══ Provided material ══

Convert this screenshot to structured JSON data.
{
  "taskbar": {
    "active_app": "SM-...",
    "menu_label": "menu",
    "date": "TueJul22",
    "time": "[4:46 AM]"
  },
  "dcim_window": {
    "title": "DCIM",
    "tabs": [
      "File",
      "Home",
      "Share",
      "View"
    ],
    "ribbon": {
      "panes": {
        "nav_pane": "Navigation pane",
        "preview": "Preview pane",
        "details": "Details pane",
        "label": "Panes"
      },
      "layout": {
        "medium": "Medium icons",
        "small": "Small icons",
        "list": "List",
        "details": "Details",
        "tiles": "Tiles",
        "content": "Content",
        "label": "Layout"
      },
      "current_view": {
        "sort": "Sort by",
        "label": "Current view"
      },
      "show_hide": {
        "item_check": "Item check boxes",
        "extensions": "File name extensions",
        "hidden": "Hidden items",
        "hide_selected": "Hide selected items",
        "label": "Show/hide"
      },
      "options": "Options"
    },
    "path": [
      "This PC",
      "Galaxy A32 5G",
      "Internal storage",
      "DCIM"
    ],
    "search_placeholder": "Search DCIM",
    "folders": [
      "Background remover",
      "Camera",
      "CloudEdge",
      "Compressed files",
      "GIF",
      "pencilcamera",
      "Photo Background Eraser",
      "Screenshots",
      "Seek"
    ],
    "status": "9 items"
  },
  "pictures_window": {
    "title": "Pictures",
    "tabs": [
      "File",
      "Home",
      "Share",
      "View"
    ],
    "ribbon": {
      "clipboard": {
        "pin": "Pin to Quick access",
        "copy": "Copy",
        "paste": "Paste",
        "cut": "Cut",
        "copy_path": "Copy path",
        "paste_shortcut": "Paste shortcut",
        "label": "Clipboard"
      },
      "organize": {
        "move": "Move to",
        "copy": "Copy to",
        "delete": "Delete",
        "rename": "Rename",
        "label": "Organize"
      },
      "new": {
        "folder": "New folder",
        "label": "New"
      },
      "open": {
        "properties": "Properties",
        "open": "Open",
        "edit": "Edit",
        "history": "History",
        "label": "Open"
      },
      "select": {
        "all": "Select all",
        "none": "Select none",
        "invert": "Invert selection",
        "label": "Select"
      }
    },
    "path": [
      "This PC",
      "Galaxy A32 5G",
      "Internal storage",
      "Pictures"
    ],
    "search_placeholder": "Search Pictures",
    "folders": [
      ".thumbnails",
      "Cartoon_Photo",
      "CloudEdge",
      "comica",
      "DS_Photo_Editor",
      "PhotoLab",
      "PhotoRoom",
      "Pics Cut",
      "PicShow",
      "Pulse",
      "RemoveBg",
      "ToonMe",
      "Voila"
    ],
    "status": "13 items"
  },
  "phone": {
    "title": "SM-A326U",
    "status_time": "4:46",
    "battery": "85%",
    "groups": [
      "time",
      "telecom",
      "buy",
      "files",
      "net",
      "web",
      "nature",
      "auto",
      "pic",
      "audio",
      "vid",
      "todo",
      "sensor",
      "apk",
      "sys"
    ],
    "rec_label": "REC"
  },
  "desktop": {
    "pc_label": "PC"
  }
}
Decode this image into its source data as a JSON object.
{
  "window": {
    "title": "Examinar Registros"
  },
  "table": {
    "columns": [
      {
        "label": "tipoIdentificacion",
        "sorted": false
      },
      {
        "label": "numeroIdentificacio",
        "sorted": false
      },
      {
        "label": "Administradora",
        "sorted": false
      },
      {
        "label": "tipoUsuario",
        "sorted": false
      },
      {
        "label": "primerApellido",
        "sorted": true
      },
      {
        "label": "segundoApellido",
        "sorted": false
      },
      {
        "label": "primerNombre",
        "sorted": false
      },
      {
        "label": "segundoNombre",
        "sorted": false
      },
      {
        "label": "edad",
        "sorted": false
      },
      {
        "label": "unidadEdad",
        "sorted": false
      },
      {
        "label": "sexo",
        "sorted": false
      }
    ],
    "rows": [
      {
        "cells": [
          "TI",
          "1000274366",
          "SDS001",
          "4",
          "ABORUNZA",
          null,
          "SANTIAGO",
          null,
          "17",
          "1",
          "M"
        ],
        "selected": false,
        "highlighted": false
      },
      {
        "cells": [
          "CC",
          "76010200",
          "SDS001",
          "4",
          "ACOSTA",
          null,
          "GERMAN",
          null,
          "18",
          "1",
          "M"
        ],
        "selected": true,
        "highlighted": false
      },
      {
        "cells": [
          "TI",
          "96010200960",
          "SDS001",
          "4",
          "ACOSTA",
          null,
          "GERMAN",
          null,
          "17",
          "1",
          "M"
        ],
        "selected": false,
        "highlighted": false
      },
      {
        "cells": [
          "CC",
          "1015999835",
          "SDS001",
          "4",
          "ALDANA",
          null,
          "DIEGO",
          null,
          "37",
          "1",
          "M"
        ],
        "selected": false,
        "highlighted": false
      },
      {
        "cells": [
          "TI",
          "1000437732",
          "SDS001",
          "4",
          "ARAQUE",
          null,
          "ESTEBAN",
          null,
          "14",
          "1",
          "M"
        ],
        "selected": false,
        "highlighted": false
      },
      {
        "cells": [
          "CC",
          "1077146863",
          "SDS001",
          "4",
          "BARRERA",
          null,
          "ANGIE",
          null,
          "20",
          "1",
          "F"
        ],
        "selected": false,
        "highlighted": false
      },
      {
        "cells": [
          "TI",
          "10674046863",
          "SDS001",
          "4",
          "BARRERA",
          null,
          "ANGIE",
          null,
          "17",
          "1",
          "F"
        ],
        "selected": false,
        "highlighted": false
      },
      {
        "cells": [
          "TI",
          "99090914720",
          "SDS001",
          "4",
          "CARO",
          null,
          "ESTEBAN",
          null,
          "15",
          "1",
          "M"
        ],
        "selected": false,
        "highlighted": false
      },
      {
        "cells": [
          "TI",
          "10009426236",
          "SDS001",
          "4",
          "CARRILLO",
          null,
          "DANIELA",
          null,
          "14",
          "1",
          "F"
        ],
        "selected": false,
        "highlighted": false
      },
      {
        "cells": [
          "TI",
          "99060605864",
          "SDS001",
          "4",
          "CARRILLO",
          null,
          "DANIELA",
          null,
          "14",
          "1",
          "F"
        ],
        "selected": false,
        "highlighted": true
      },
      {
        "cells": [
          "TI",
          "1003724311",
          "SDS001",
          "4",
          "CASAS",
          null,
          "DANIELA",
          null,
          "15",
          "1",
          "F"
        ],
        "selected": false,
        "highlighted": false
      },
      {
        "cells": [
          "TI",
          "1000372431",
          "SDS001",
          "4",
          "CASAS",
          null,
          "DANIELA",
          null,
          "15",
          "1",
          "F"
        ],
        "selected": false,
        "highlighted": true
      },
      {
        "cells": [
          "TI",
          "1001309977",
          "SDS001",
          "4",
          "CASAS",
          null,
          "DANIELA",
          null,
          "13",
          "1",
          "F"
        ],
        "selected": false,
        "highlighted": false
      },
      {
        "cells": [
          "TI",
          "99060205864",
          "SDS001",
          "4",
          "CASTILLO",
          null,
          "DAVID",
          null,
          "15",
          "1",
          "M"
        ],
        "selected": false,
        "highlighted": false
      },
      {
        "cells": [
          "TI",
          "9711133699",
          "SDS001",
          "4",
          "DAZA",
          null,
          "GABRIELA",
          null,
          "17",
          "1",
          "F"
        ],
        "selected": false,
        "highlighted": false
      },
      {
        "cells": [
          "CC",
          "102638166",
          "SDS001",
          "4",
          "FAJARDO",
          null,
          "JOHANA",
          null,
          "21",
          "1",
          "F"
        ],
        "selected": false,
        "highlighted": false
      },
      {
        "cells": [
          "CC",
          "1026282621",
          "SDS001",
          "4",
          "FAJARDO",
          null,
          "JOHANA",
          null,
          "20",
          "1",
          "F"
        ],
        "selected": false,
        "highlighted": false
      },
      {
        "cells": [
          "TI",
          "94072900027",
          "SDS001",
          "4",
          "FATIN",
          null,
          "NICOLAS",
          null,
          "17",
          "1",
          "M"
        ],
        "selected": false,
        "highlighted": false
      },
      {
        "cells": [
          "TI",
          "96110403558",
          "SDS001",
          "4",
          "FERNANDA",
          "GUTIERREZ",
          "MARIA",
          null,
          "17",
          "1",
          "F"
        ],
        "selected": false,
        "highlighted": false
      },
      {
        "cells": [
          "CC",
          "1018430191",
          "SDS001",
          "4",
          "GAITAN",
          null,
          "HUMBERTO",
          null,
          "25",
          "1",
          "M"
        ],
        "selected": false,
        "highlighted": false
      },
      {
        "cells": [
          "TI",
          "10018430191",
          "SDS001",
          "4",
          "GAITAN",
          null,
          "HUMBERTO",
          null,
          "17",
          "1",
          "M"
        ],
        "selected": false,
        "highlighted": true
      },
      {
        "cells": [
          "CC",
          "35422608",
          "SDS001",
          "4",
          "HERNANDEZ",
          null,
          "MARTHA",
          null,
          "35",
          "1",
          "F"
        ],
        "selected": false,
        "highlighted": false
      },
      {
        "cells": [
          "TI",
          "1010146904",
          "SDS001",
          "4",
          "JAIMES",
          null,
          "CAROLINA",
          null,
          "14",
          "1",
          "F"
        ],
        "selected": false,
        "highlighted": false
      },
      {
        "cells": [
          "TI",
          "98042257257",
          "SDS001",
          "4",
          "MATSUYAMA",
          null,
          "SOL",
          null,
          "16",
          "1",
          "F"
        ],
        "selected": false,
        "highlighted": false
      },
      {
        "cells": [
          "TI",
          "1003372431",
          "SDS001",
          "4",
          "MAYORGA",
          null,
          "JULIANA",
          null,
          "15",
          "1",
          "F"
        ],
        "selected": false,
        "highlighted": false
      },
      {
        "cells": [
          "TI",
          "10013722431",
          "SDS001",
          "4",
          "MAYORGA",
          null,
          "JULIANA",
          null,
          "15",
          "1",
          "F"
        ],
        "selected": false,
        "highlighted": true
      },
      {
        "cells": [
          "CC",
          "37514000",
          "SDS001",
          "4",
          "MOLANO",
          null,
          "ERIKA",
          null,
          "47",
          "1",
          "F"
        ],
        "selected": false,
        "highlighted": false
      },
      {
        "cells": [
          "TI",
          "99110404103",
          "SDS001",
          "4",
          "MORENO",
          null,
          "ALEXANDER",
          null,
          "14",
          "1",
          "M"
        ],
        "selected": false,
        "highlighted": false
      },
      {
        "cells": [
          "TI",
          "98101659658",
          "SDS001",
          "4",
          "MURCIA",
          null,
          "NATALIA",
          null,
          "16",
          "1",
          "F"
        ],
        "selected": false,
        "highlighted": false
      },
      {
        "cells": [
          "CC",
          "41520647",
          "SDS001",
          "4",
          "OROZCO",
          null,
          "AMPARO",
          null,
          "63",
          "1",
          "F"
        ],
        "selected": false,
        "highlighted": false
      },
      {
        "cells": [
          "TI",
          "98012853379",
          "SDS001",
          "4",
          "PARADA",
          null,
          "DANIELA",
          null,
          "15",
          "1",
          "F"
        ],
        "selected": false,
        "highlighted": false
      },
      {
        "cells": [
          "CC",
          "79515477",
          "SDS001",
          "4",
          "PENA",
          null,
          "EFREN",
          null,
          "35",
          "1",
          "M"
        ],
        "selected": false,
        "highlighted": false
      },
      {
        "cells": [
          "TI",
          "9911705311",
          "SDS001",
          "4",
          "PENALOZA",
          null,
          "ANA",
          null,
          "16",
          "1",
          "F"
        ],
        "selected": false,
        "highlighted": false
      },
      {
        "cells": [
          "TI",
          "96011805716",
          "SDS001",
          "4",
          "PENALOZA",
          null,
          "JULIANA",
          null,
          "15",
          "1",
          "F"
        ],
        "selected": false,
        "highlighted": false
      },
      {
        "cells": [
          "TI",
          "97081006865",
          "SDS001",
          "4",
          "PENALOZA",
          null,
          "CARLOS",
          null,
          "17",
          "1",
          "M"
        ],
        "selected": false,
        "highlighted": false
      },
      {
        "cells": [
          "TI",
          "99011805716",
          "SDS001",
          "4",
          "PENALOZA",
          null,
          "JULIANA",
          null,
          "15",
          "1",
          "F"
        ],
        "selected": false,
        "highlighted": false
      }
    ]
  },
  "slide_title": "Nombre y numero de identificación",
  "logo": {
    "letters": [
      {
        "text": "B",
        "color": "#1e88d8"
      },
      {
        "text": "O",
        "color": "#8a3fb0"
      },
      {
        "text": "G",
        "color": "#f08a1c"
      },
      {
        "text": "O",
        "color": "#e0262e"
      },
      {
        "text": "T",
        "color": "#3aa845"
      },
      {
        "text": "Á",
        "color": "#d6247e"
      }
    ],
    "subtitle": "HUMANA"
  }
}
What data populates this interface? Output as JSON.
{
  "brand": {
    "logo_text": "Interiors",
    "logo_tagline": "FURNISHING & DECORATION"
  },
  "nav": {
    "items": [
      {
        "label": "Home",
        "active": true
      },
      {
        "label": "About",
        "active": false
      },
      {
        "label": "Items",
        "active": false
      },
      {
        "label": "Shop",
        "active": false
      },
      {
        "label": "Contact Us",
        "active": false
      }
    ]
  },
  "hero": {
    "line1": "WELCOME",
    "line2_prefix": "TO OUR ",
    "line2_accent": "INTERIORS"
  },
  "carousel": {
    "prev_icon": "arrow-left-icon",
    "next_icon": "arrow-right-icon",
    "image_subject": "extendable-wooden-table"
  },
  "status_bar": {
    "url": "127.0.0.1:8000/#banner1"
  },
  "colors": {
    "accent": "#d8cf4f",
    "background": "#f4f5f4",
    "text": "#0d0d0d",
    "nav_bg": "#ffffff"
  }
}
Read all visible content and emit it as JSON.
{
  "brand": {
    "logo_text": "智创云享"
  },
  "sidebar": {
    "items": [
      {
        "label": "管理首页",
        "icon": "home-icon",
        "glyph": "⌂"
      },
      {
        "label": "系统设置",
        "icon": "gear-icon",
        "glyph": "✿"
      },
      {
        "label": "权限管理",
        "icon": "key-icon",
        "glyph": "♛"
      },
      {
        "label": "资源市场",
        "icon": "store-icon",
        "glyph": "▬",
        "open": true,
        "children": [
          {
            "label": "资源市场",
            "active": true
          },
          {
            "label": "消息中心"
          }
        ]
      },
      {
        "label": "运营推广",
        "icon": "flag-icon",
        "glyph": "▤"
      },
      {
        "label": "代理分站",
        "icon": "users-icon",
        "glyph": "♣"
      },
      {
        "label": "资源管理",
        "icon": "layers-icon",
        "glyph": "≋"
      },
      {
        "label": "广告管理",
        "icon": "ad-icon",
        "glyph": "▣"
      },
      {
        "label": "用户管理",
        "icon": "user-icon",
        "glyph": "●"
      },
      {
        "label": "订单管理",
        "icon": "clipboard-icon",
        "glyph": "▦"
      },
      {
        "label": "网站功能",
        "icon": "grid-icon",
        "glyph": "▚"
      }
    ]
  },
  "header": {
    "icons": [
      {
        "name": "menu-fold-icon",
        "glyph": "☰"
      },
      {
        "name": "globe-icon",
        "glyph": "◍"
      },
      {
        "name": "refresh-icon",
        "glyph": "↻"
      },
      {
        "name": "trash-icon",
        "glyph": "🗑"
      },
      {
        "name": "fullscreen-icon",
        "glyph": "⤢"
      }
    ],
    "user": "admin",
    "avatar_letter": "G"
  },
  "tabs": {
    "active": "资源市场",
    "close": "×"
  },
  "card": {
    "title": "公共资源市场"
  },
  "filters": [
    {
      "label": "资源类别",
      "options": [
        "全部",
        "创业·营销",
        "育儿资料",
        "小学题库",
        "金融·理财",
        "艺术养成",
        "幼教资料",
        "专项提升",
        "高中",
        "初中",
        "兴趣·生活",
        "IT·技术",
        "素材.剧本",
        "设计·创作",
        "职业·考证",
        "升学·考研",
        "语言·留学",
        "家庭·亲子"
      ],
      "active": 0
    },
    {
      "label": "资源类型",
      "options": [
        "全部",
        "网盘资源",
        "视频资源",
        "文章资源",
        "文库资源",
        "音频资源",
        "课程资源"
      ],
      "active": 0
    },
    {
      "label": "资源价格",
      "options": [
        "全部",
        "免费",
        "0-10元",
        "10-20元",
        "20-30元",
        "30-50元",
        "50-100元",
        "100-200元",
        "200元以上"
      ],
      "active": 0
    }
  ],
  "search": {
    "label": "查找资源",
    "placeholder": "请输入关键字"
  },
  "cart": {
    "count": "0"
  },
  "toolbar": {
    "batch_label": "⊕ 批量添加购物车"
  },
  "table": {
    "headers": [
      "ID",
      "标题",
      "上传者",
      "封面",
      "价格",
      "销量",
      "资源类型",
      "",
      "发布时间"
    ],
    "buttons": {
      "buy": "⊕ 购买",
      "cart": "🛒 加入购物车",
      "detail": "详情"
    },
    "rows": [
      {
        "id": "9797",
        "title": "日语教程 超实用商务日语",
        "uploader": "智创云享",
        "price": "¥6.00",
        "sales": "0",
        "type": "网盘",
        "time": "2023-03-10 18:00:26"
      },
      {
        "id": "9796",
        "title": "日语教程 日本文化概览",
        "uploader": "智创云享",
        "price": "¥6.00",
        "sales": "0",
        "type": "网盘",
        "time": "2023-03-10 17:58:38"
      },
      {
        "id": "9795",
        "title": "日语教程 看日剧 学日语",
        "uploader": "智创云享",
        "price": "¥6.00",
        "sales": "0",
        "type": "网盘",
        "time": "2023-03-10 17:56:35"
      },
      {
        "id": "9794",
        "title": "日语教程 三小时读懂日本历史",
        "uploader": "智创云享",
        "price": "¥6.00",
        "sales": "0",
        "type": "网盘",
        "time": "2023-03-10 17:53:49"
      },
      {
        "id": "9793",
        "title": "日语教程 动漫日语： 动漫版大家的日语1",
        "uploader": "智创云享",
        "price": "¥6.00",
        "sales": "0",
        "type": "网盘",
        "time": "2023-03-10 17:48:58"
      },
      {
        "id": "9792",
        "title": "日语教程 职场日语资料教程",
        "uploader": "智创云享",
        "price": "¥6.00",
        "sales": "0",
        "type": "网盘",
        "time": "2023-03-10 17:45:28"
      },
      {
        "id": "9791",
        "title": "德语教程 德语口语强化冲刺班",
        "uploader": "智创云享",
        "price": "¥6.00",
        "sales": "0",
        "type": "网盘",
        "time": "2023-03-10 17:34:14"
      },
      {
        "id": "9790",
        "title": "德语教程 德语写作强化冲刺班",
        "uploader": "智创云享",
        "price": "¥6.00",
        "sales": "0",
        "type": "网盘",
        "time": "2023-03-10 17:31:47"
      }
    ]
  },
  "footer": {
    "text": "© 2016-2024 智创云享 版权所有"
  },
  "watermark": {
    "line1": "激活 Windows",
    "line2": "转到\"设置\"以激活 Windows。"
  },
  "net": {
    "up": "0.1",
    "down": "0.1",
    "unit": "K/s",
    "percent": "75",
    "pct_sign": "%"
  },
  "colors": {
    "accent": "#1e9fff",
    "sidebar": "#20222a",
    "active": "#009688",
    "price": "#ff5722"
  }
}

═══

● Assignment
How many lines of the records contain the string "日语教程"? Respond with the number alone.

● Answer area
6